Last updated on 13/08/2021
I love so much about Madam Secretary and a scene in a recent episode stands out as a favourite.
Russell, the Chief of Staff to the President, has had a heart attack and is back at work, full throttle. He’s rejected mindful breathing, yoga, chanting and other tools but knows he needs to do something different if he doesn’t want to end up dead or back in hospital.
Barbara Hall, creator of Madam Secretary, along with Judging Amy and Joan of Arcadia (and author of A Summons to New Orleans which she wrote after her own rape), is no stranger to addressing bigger questions in a thoughtful way.
In this episode, Tim Daly’s character, Henry, suggests that Russell’s resistance to these tools is down to his fear of being alone with ‘big questions’ around mortality.
Desperate, Russell talks to Henry about it and listens to Henry’s monologue: ‘None of us knows what our true essence is… those brief moments where we maybe get a glimpse are because we’ve somehow managed to transcend our ego. Those small moments create a space so that we can ask big questions.’
And Russell says, ‘So how do I do that if I hate everything that does that?’
Much as I love yoga and meditation, I totally understand the hatred of it that is so common.
I start each day with a simple (maybe tiny, maybe more thorough) practice and some days, it’s a delight. Other days, I feel (and I teach this stuff and have been practicing for YEARS) like I’ll never be able to do it ‘properly’. On the latter type day, in an ideal world, I’ll at least become more mindful of that lack of self-compassion and attempt to take something off my plate knowing I need to go easier on myself. Even a lack of concentration is information.
Other days I love it so much, I wish I could do much more of it. The effects feel like they last for hours.
I totally understand that someone who hasn’t experienced the benefits might be scared – when I started in my 20s, it helped with pain relief but regularly made me sob in Savasana. This was embarrassing and yet, apart from the physical benefits, I knew I needed to stay with the process.
I grew to love the relaxation (most of the time – in some classes, music I don’t like or other irritants will make me feel like I detest yoga all over again).
What I especially loved about this Madam Secretary subplot was that no one (apart from his wife who was scared he would otherwise die) tried to force Russell to do what he felt he would hate.
There is more to relaxation and flow than yoga and meditation.
Henry encourages him to think about anything he ever enjoyed outside his all consuming job.

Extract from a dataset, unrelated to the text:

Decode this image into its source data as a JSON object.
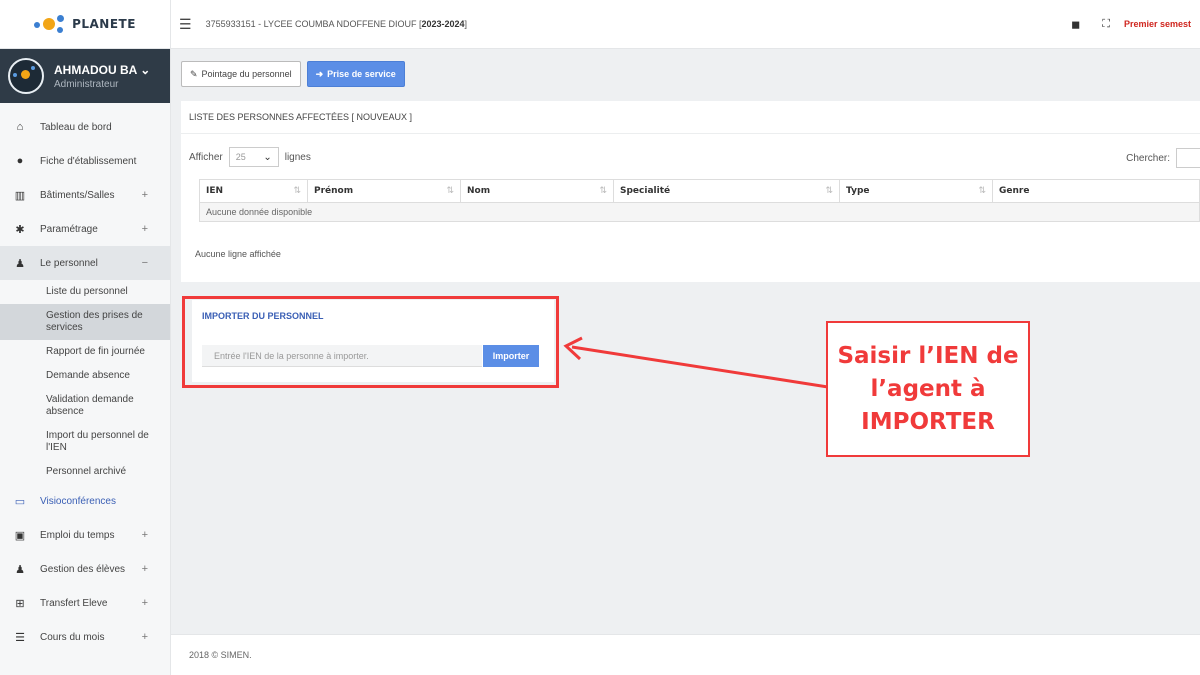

Russell remembers making model airplanes as a kid. Fortuitously, Henry became an ethics professor and theologian via an earlier career as a fighter pilot and spy so he’s able to talk about specific models of aircraft and how the model planes inspired his early career.
Research backs up this obvious example of people being better able to take lifestyle advice from people who’ve lived similar lives. Former CEOs who take up raw food diets, yoga and meditation are often brought in to talk to people having to make those changes for the first time as they’re more relatable to people like Russell than your average yoga and meditation instructor.

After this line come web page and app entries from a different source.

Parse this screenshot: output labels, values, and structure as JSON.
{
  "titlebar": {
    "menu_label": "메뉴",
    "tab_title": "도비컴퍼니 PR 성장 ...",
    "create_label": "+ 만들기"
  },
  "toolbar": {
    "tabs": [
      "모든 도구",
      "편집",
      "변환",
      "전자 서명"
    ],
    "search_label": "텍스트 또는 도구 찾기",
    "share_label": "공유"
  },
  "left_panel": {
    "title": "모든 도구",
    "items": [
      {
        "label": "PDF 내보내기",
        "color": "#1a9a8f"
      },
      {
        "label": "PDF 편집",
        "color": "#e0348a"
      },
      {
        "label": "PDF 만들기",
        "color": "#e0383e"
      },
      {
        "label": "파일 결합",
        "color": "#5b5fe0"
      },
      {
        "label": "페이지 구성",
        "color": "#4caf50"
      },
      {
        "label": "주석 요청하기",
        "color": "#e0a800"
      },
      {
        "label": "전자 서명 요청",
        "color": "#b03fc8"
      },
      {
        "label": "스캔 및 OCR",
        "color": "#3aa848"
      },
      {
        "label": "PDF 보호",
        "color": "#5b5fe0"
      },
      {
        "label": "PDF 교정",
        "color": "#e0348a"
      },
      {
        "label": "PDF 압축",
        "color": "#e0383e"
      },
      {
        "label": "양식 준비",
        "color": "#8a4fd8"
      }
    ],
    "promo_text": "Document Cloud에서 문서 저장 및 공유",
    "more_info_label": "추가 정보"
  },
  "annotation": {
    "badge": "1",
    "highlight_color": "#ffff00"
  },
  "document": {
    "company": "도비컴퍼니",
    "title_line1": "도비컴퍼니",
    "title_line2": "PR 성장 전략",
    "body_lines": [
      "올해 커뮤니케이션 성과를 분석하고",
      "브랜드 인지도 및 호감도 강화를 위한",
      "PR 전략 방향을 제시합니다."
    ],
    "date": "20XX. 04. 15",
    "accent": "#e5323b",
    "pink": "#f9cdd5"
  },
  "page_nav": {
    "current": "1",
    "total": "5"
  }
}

Russell gives making a model airplane, even as an adult, a go. He starts doing something different. Maybe it will help him, maybe he’ll think of something else that will be better for him.

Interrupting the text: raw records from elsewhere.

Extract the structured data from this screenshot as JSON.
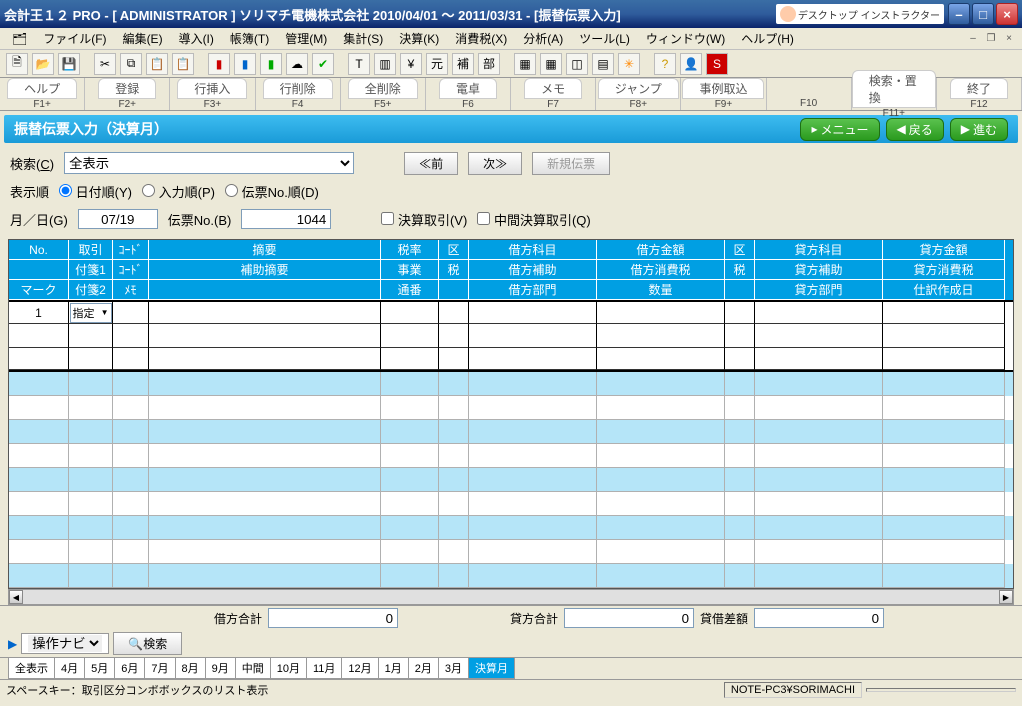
{
  "title": "会計王１２ PRO - [ ADMINISTRATOR ] ソリマチ電機株式会社 2010/04/01 ～ 2011/03/31 - [振替伝票入力]",
  "hint": "デスクトップ\nインストラクター",
  "menu": {
    "icon": "",
    "items": [
      "ファイル(F)",
      "編集(E)",
      "導入(I)",
      "帳簿(T)",
      "管理(M)",
      "集計(S)",
      "決算(K)",
      "消費税(X)",
      "分析(A)",
      "ツール(L)",
      "ウィンドウ(W)",
      "ヘルプ(H)"
    ]
  },
  "fn": [
    {
      "cap": "ヘルプ",
      "key": "F1+"
    },
    {
      "cap": "登録",
      "key": "F2+"
    },
    {
      "cap": "行挿入",
      "key": "F3+"
    },
    {
      "cap": "行削除",
      "key": "F4"
    },
    {
      "cap": "全削除",
      "key": "F5+"
    },
    {
      "cap": "電卓",
      "key": "F6"
    },
    {
      "cap": "メモ",
      "key": "F7"
    },
    {
      "cap": "ジャンプ",
      "key": "F8+"
    },
    {
      "cap": "事例取込",
      "key": "F9+"
    },
    {
      "cap": "",
      "key": "F10"
    },
    {
      "cap": "検索・置換",
      "key": "F11+"
    },
    {
      "cap": "終了",
      "key": "F12"
    }
  ],
  "banner": {
    "title": "振替伝票入力（決算月）",
    "menu": "メニュー",
    "back": "戻る",
    "fwd": "進む"
  },
  "ctrl": {
    "search_label": "検索(C)",
    "search_value": "全表示",
    "prev": "≪前",
    "next": "次≫",
    "new": "新規伝票",
    "order_label": "表示順",
    "order_opts": [
      "日付順(Y)",
      "入力順(P)",
      "伝票No.順(D)"
    ],
    "date_label": "月／日(G)",
    "date_value": "07/19",
    "denpyo_label": "伝票No.(B)",
    "denpyo_value": "1044",
    "kesan": "決算取引(V)",
    "chukan": "中間決算取引(Q)"
  },
  "grid": {
    "head": [
      [
        "No.",
        "取引",
        "ｺｰﾄﾞ",
        "摘要",
        "税率",
        "区",
        "借方科目",
        "借方金額",
        "区",
        "貸方科目",
        "貸方金額"
      ],
      [
        "",
        "付箋1",
        "ｺｰﾄﾞ",
        "補助摘要",
        "事業",
        "税",
        "借方補助",
        "借方消費税",
        "税",
        "貸方補助",
        "貸方消費税"
      ],
      [
        "マーク",
        "付箋2",
        "ﾒﾓ",
        "",
        "通番",
        "",
        "借方部門",
        "数量",
        "",
        "貸方部門",
        "仕訳作成日"
      ]
    ],
    "entry": {
      "no": "1",
      "tori": "指定"
    }
  },
  "totals": {
    "debit_label": "借方合計",
    "debit": "0",
    "credit_label": "貸方合計",
    "credit": "0",
    "diff_label": "貸借差額",
    "diff": "0"
  },
  "nav": {
    "label": "操作ナビ",
    "search": "検索"
  },
  "tabs": [
    "全表示",
    "4月",
    "5月",
    "6月",
    "7月",
    "8月",
    "9月",
    "中間",
    "10月",
    "11月",
    "12月",
    "1月",
    "2月",
    "3月",
    "決算月"
  ],
  "status": {
    "left": "スペースキー：取引区分コンボボックスのリスト表示",
    "right": "NOTE-PC3¥SORIMACHI"
  }
}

What about you?
Rather than overwhelm yourself with a complete lifestyle overhaul, what one turtle step might you take today to give yourself a taste of that Ahhhhh?
I’d love to hear hour you get on. Please let me know in the comments below.